Besides walking, you also have The Belt of Justice, which allows you to swing around akin to Spider-Man. This comes in handy when trying to navigate vertically, or when you’re looking to quickly dodge out the way of an incoming attack. It also doubles down as a tool you can use to temporarily stun enemies, or brake open boxes to gain items à la Castlevania.
Outside of regular levels, you also have the boss encounters. There is a grand total of 3 of these in the game, with each of them having their own unique mechanics to learn. The second boss is my personal favourite, featuring a ton of video game references in both its gameplay and its thematic.
It’s clear that the developers cared about Fashion Police Squad’s integrity. Its various concepts flowed seamlessly between one another due to its interconnected game design. And in fact, it’s so well designed, that even if you’re not interested by the premise, the responsive, fast paced, and entertaining nature of the gameplay is more than enough to make anyone a fan.
Art style worthy of striking a pose.
Taking after its namesake, Fashion Police Squad absolutely nails its visual presentation. The near immaculate art design composites bright colours in its environmental assets, and contrast them against low-saturated, pastel backdrops. The character sprites are also exceptionally well-drawn, and drip, no pun intended, with an abundance of charm and personality.
Fashion Police Squad also meshes retro pixel aesthetics with a low poly technique. While this isn’t exactly a revolutionary idea, its implementation lends itself to feeling new. It’s difficult to pinpoint a direct graphical comparison to highlight this, but think 3D Terraria meets a modern 1993 Doom.
It honestly would have been easy for Mopeful Games to stumble here and damage the projects identity. However, to their credit, they successfully managed to pull off a fresh and distinctive look. Truthfully, I think you’d be hard pressed finding another title that matches this art style. Even more so when considering how imbued it is into the core ideology of the game.
An OST that is so in vogue.
On the audio front, you’ll find a soundtrack that also leans into the parody. If this was present throughout the entire track listing, it’d be a detriment to the games experience. Thankfully, it isn’t quite as forceful as the story in its approach, instead allowing the music to speak for itself. This is a decision that proves worthwhile in the end, as the entire OST is full of bangers.
All of the tracks are rooted in the chiptune genre, using synthetic tones in places of acoustic instruments. This immensely helps to capture the old school FPS ambience. And, on top of this, it sounds exceedingly reminiscent to something you’d hear on the SEGA Saturn.
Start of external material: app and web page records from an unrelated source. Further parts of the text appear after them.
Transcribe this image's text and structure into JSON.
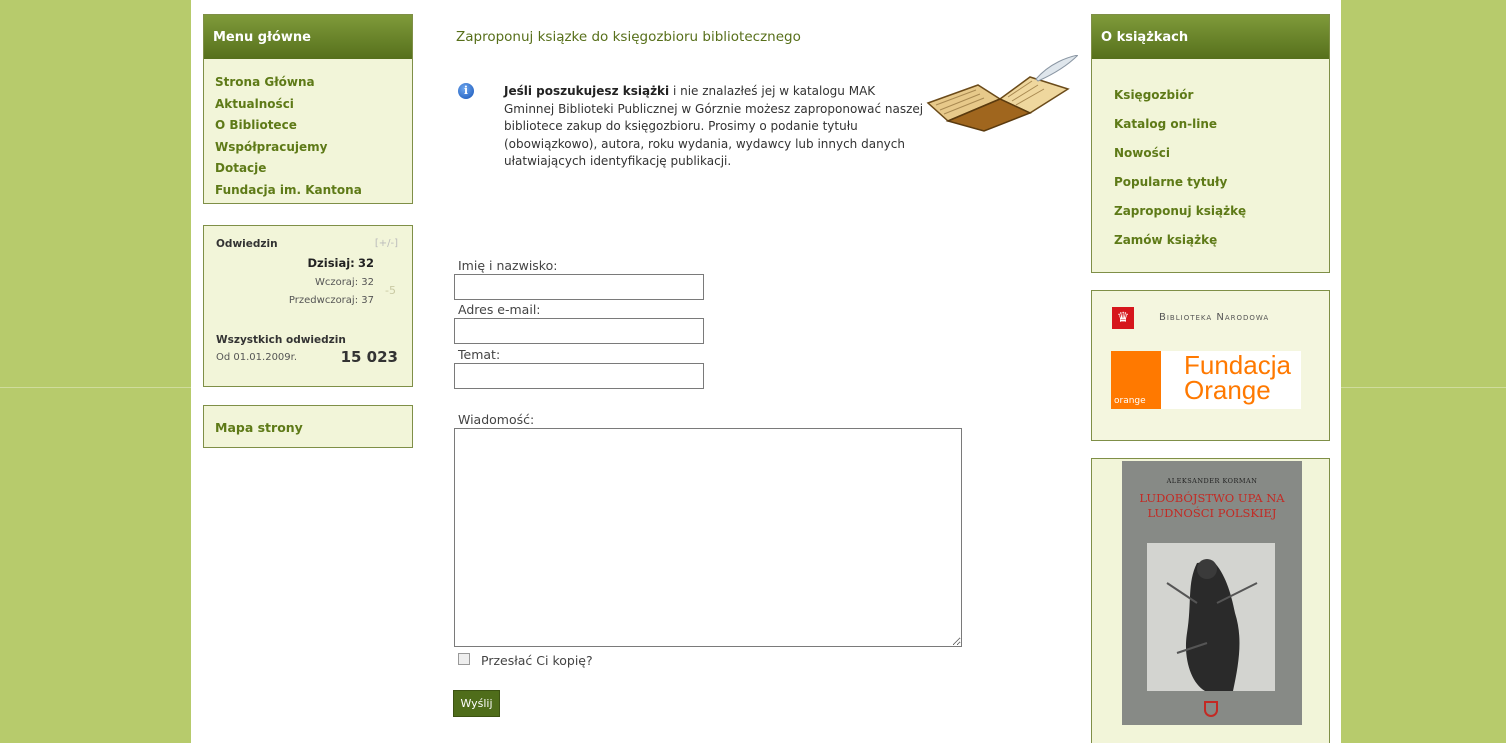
{
  "left": {
    "menu": {
      "title": "Menu główne",
      "items": [
        "Strona Główna",
        "Aktualności",
        "O Bibliotece",
        "Współpracujemy",
        "Dotacje",
        "Fundacja im. Kantona"
      ]
    },
    "stats": {
      "title": "Odwiedzin",
      "toggle": "[+/-]",
      "today_label": "Dzisiaj:",
      "today": "32",
      "yesterday_label": "Wczoraj:",
      "yesterday": "32",
      "before_label": "Przedwczoraj:",
      "before": "37",
      "diff": "-5",
      "total_title": "Wszystkich odwiedzin",
      "since": "Od 01.01.2009r.",
      "total": "15 023"
    },
    "sitemap": "Mapa strony"
  },
  "main": {
    "title": "Zaproponuj ksiązke do księgozbioru bibliotecznego",
    "info_bold": "Jeśli poszukujesz książki",
    "info_rest": " i nie znalazłeś jej w katalogu MAK Gminnej Biblioteki Publicznej w Górznie możesz zaproponować naszej bibliotece zakup do księgozbioru. Prosimy o podanie tytułu (obowiązkowo), autora, roku wydania, wydawcy lub innych danych ułatwiających identyfikację publikacji.",
    "form": {
      "name_label": "Imię i nazwisko:",
      "email_label": "Adres e-mail:",
      "subject_label": "Temat:",
      "message_label": "Wiadomość:",
      "copy_label": "Przesłać Ci kopię?",
      "send_label": "Wyślij",
      "name_value": "",
      "email_value": "",
      "subject_value": ""
    }
  },
  "right": {
    "about": {
      "title": "O książkach",
      "items": [
        "Księgozbiór",
        "Katalog on-line",
        "Nowości",
        "Popularne tytuły",
        "Zaproponuj książkę",
        "Zamów książkę"
      ]
    },
    "logos": {
      "bn": "Biblioteka Narodowa",
      "orange_small": "orange",
      "orange_line1": "Fundacja",
      "orange_line2": "Orange"
    },
    "cover": {
      "author": "ALEKSANDER KORMAN",
      "title": "LUDOBÓJSTWO UPA NA LUDNOŚCI POLSKIEJ"
    }
  },
  "colors": {
    "background": "#b7cb6c",
    "accent": "#5e7a17",
    "header_gradient_top": "#7f9a3a",
    "header_gradient_bottom": "#56701c"
  }
}
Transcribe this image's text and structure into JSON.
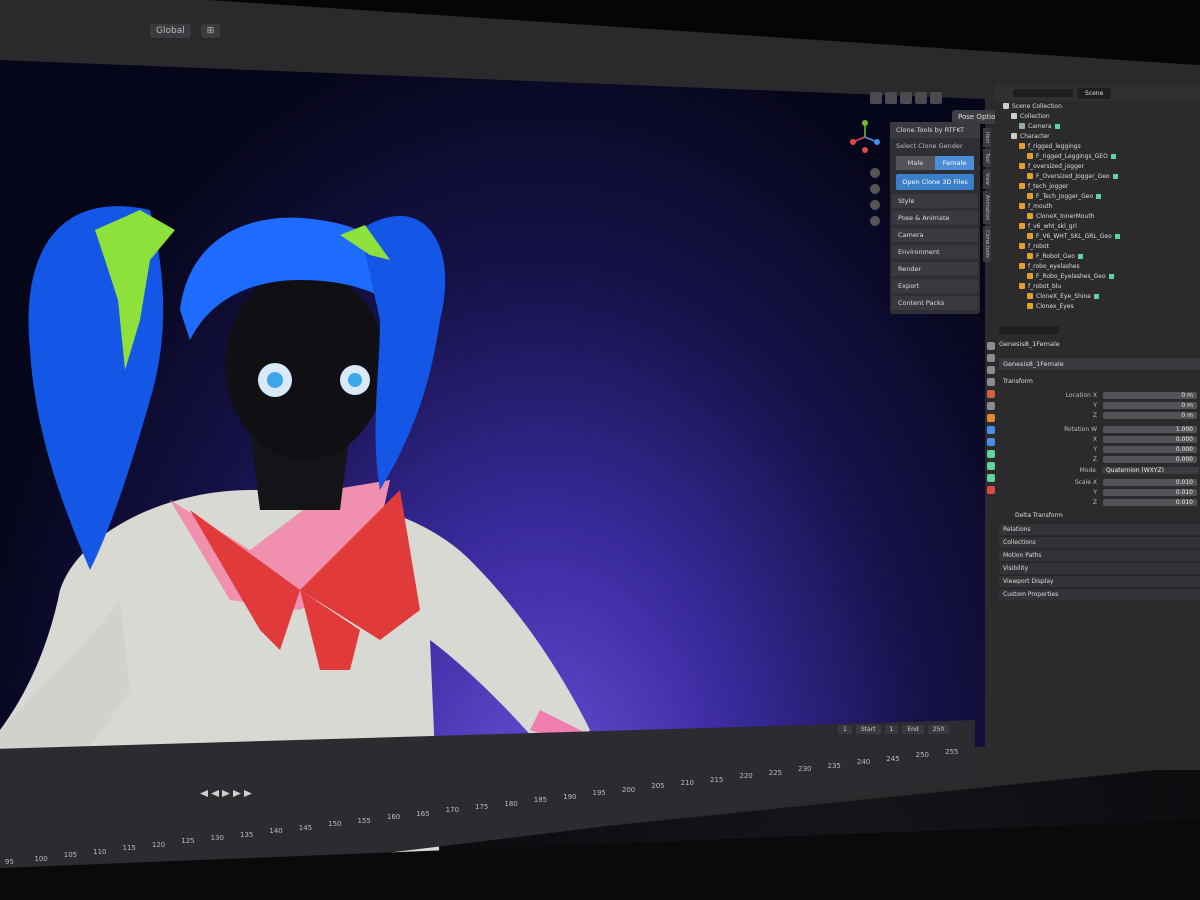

Additionally, the melodies are both catchy and rhythmic, constantly pushing you to want to continue exploring.
As far as the sound effects go, they are just as polished as the OST. The different weapons, abilities and enemies effectively emulate the DOS era SFXs, except with a contemporary twist on it. The narration that comes with defeating an enemy does get a bit fatiguing. But at least it’s an easy identifiable way to know you’ve taken them out.
All in all, Fashion Police Squad is a fairly humorous parody of internet and video game culture, wrapped up in an entertaining boomer shooter package. It confidently showcases smart game design knowledge with its sharp controls and engaging gameplay, but falters slightly in its lacklustre level layouts. Visually, the game is absolutely gorgeous, and the OST is chock full of upbeat and dance worthy tracks. In spite of its short runtime, the story is an amusing affair, though your enjoyment of it may vary depending on your comedic tastes. If you’re a fan of either 90s retro FPS titles, or games that don’t take themselves too seriously, then this would be one worth picking up on sale.